[WHAT THE TASK REQUIRES]
Show each line of the data below that has the string "GoodTherapy" in it.

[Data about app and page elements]
▬▬▬▬▬▬▬▬▬▬

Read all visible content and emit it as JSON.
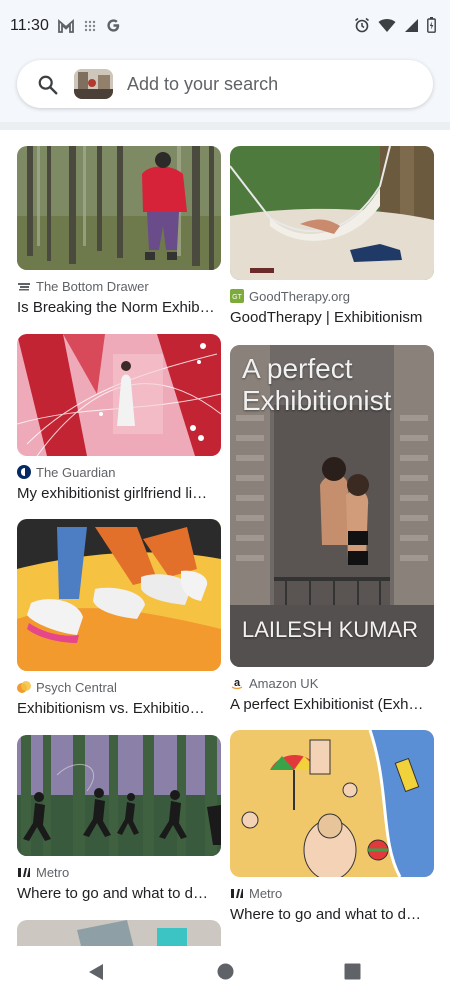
{
  "status_bar": {
    "time": "11:30",
    "left_icons": [
      "gmail-icon",
      "apps-grid-icon",
      "google-g-icon"
    ],
    "right_icons": [
      "alarm-icon",
      "wifi-icon",
      "signal-icon",
      "battery-icon"
    ]
  },
  "search": {
    "placeholder": "Add to your search"
  },
  "results": {
    "left": [
      {
        "source": "The Bottom Drawer",
        "title": "Is Breaking the Norm Exhib…"
      },
      {
        "source": "The Guardian",
        "title": "My exhibitionist girlfriend li…"
      },
      {
        "source": "Psych Central",
        "title": "Exhibitionism vs. Exhibitio…"
      },
      {
        "source": "Metro",
        "title": "Where to go and what to d…"
      }
    ],
    "right": [
      {
        "source": "GoodTherapy.org",
        "title": "GoodTherapy | Exhibitionism"
      },
      {
        "source": "Amazon UK",
        "title": "A perfect Exhibitionist (Exh…",
        "cover_title_line1": "A perfect",
        "cover_title_line2": "Exhibitionist",
        "cover_author": "LAILESH KUMAR"
      },
      {
        "source": "Metro",
        "title": "Where to go and what to d…"
      }
    ]
  },
  "colors": {
    "status_bg": "#f4f7fb",
    "text_primary": "#202124",
    "text_secondary": "#5f6368"
  }
}
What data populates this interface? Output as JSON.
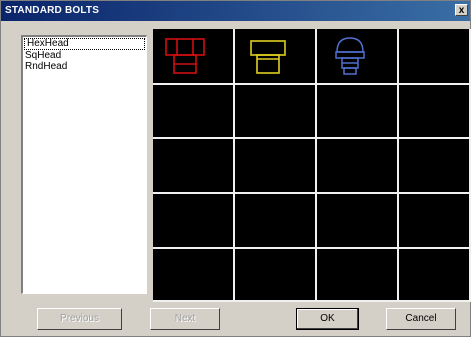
{
  "window": {
    "title": "STANDARD BOLTS",
    "close_glyph": "x"
  },
  "list": {
    "items": [
      {
        "label": "HexHead",
        "selected": true
      },
      {
        "label": "SqHead",
        "selected": false
      },
      {
        "label": "RndHead",
        "selected": false
      }
    ]
  },
  "previews": [
    {
      "name": "HexHead",
      "color": "#d01010"
    },
    {
      "name": "SqHead",
      "color": "#e0d020"
    },
    {
      "name": "RndHead",
      "color": "#5070d0"
    }
  ],
  "buttons": {
    "previous": "Previous",
    "next": "Next",
    "ok": "OK",
    "cancel": "Cancel"
  }
}
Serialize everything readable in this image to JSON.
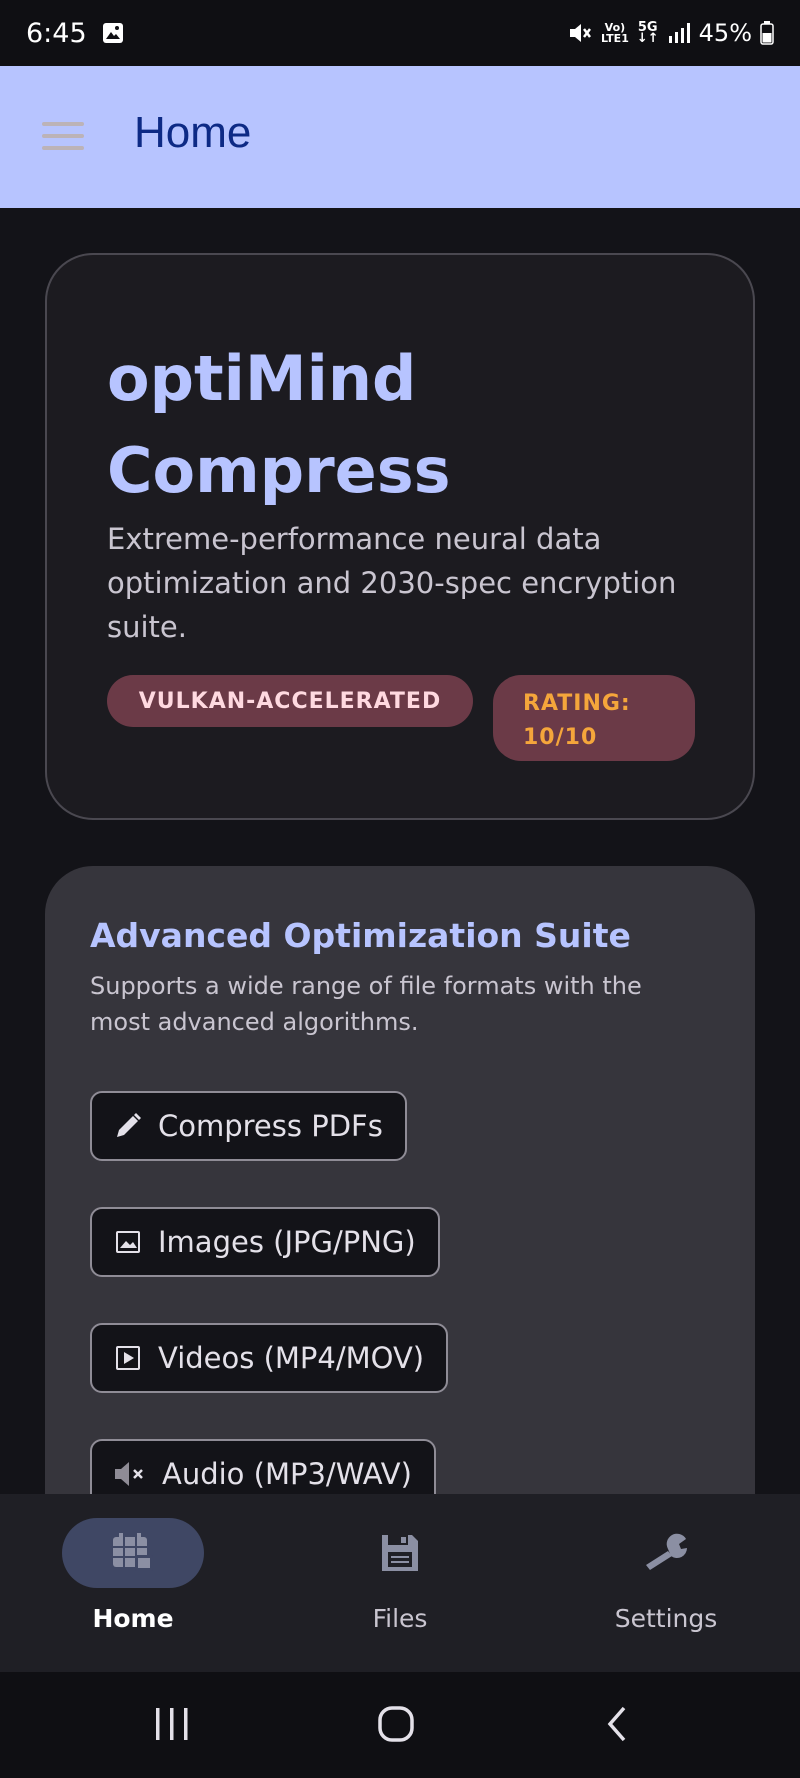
{
  "status_bar": {
    "time": "6:45",
    "volte": "Vo)",
    "lte": "LTE1",
    "network": "5G",
    "battery": "45%"
  },
  "top_bar": {
    "title": "Home"
  },
  "hero": {
    "title": "optiMind Compress",
    "subtitle": "Extreme-performance neural data optimization and 2030-spec encryption suite.",
    "badge_accel": "VULKAN-ACCELERATED",
    "badge_rating": "RATING: 10/10"
  },
  "suite": {
    "title": "Advanced Optimization Suite",
    "description": "Supports a wide range of file formats with the most advanced algorithms.",
    "buttons": [
      {
        "label": "Compress PDFs",
        "icon": "pencil-icon"
      },
      {
        "label": "Images (JPG/PNG)",
        "icon": "image-icon"
      },
      {
        "label": "Videos (MP4/MOV)",
        "icon": "video-icon"
      },
      {
        "label": "Audio (MP3/WAV)",
        "icon": "mute-icon"
      }
    ]
  },
  "bottom_nav": {
    "items": [
      {
        "label": "Home",
        "icon": "home-grid-icon",
        "active": true
      },
      {
        "label": "Files",
        "icon": "save-icon",
        "active": false
      },
      {
        "label": "Settings",
        "icon": "wrench-icon",
        "active": false
      }
    ]
  },
  "colors": {
    "primary": "#b7c4ff",
    "background": "#131318",
    "badge_bg": "#6b3a47",
    "rating_text": "#f5a63b"
  }
}
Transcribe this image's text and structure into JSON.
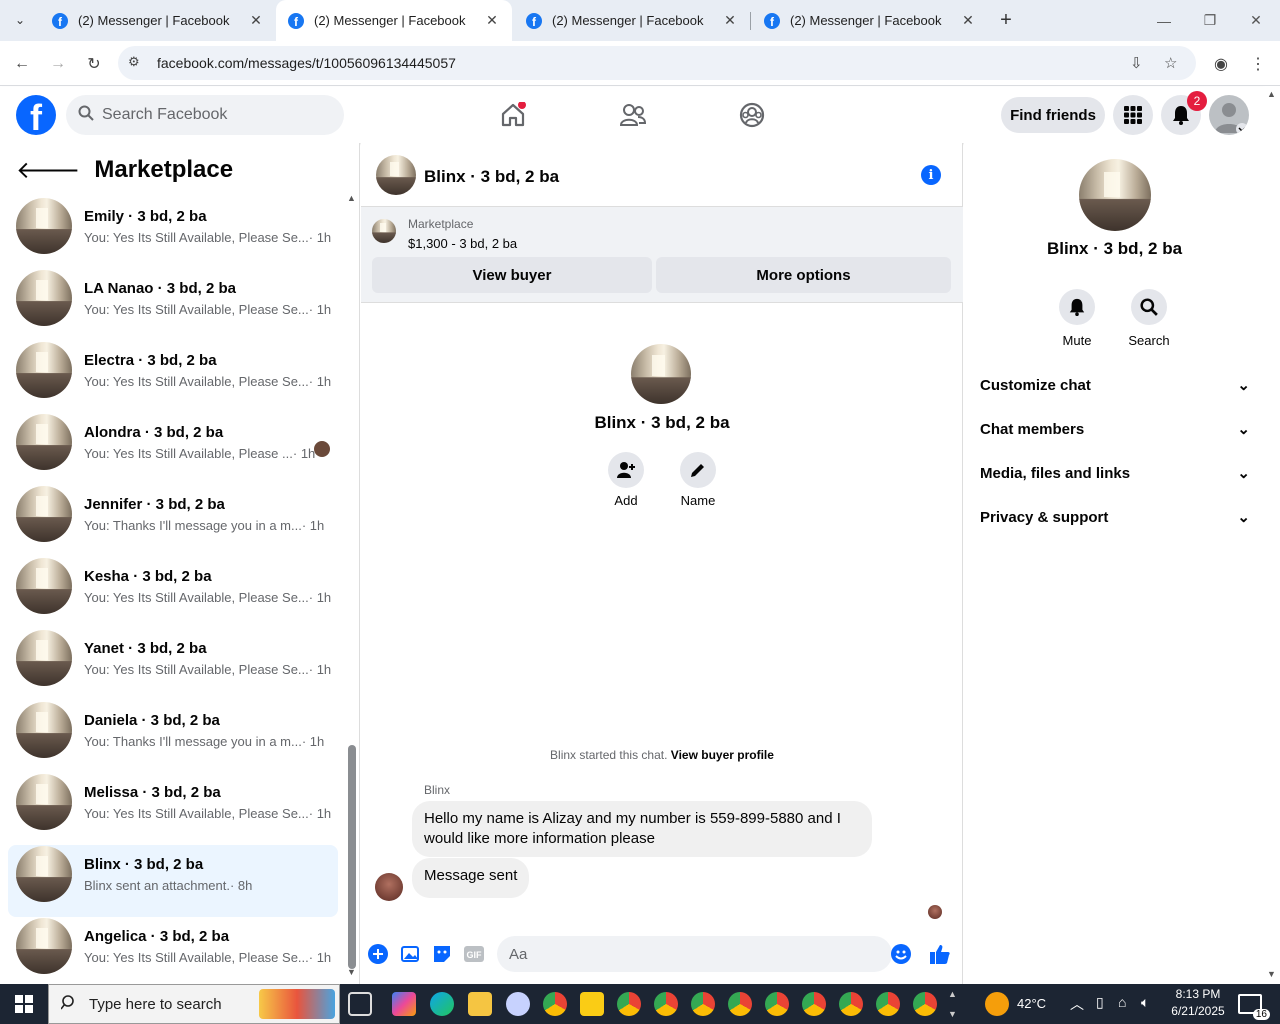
{
  "browser": {
    "tabs": [
      {
        "title": "(2) Messenger | Facebook",
        "active": false
      },
      {
        "title": "(2) Messenger | Facebook",
        "active": true
      },
      {
        "title": "(2) Messenger | Facebook",
        "active": false
      },
      {
        "title": "(2) Messenger | Facebook",
        "active": false
      }
    ],
    "url": "facebook.com/messages/t/10056096134445057"
  },
  "fb": {
    "search_placeholder": "Search Facebook",
    "find_friends": "Find friends",
    "notif_count": "2"
  },
  "left": {
    "title": "Marketplace",
    "conversations": [
      {
        "name": "Emily · 3 bd, 2 ba",
        "preview": "You: Yes Its Still Available, Please Se...",
        "time": " · 1h",
        "selected": false
      },
      {
        "name": "LA Nanao · 3 bd, 2 ba",
        "preview": "You: Yes Its Still Available, Please Se...",
        "time": " · 1h",
        "selected": false
      },
      {
        "name": "Electra · 3 bd, 2 ba",
        "preview": "You: Yes Its Still Available, Please Se...",
        "time": " · 1h",
        "selected": false
      },
      {
        "name": "Alondra · 3 bd, 2 ba",
        "preview": "You: Yes Its Still Available, Please ...",
        "time": " · 1h",
        "selected": false
      },
      {
        "name": "Jennifer · 3 bd, 2 ba",
        "preview": "You: Thanks I'll message you in a m...",
        "time": " · 1h",
        "selected": false
      },
      {
        "name": "Kesha · 3 bd, 2 ba",
        "preview": "You: Yes Its Still Available, Please Se...",
        "time": " · 1h",
        "selected": false
      },
      {
        "name": "Yanet · 3 bd, 2 ba",
        "preview": "You: Yes Its Still Available, Please Se...",
        "time": " · 1h",
        "selected": false
      },
      {
        "name": "Daniela · 3 bd, 2 ba",
        "preview": "You: Thanks I'll message you in a m...",
        "time": " · 1h",
        "selected": false
      },
      {
        "name": "Melissa · 3 bd, 2 ba",
        "preview": "You: Yes Its Still Available, Please Se...",
        "time": " · 1h",
        "selected": false
      },
      {
        "name": "Blinx · 3 bd, 2 ba",
        "preview": "Blinx sent an attachment.",
        "time": " · 8h",
        "selected": true
      },
      {
        "name": "Angelica · 3 bd, 2 ba",
        "preview": "You: Yes Its Still Available, Please Se...",
        "time": " · 1h",
        "selected": false
      }
    ]
  },
  "chat": {
    "title": "Blinx · 3 bd, 2 ba",
    "marketplace_label": "Marketplace",
    "listing": "$1,300 - 3 bd, 2 ba",
    "view_buyer": "View buyer",
    "more_options": "More options",
    "profile_name": "Blinx · 3 bd, 2 ba",
    "add_label": "Add",
    "name_label": "Name",
    "started_text": "Blinx started this chat.",
    "view_buyer_profile": "View buyer profile",
    "sender": "Blinx",
    "message1": "Hello my name is Alizay and my number is 559-899-5880 and I would like more information please",
    "message2": "Message sent",
    "input_placeholder": "Aa"
  },
  "right": {
    "name": "Blinx · 3 bd, 2 ba",
    "mute": "Mute",
    "search": "Search",
    "sections": [
      "Customize chat",
      "Chat members",
      "Media, files and links",
      "Privacy & support"
    ]
  },
  "taskbar": {
    "search_placeholder": "Type here to search",
    "temp": "42°C",
    "time": "8:13 PM",
    "date": "6/21/2025",
    "notif": "16"
  }
}
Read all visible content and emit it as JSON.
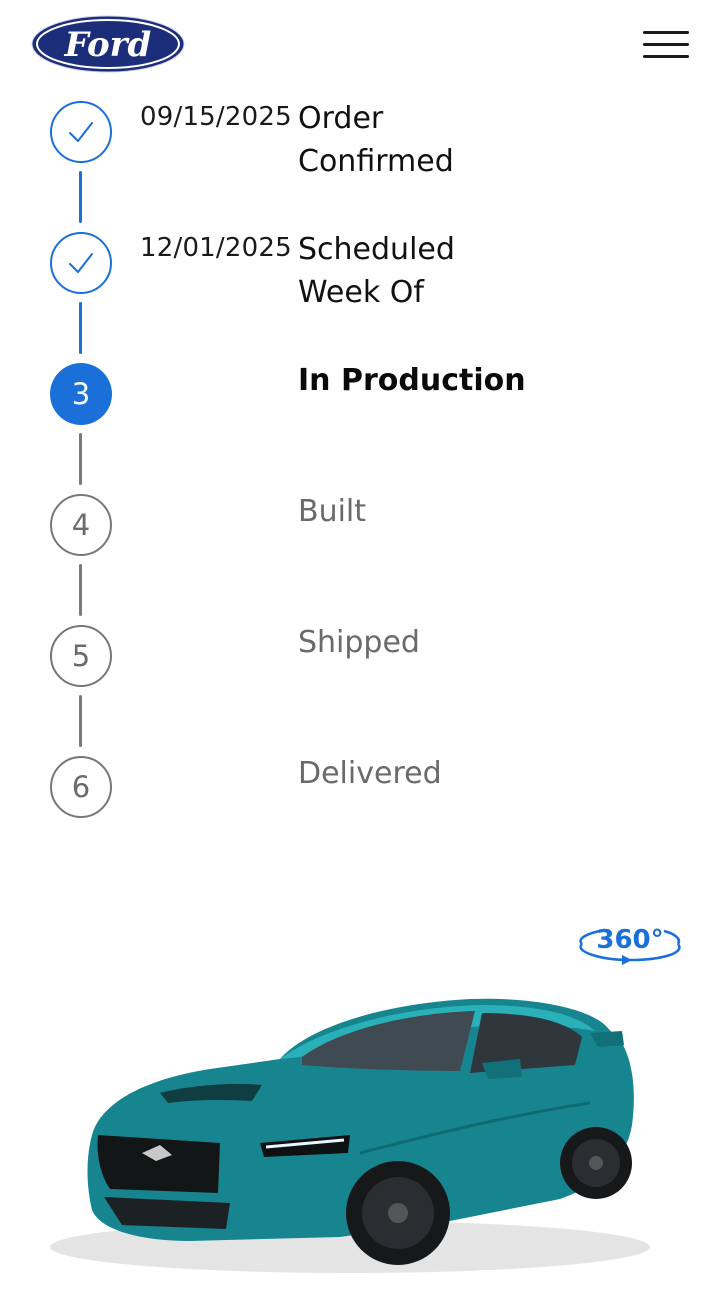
{
  "header": {
    "logo_text": "Ford",
    "menu_icon": "hamburger-menu-icon",
    "brand_color": "#1c2d7a"
  },
  "tracker": {
    "accent": "#1a6fd9",
    "steps": [
      {
        "number": "1",
        "date": "09/15/2025",
        "line1": "Order",
        "line2": "Confirmed",
        "status": "done",
        "icon": "check-icon"
      },
      {
        "number": "2",
        "date": "12/01/2025",
        "line1": "Scheduled",
        "line2": "Week Of",
        "status": "done",
        "icon": "check-icon"
      },
      {
        "number": "3",
        "label": "In Production",
        "status": "current"
      },
      {
        "number": "4",
        "label": "Built",
        "status": "pending"
      },
      {
        "number": "5",
        "label": "Shipped",
        "status": "pending"
      },
      {
        "number": "6",
        "label": "Delivered",
        "status": "pending"
      }
    ]
  },
  "vehicle": {
    "view_360_label": "360°",
    "color": "#1a8a94"
  }
}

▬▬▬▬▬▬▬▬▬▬

[ANSWER TO THIS PROBLEM]
        "source": "GoodTherapy.org",
        "title": "GoodTherapy | Exhibitionism"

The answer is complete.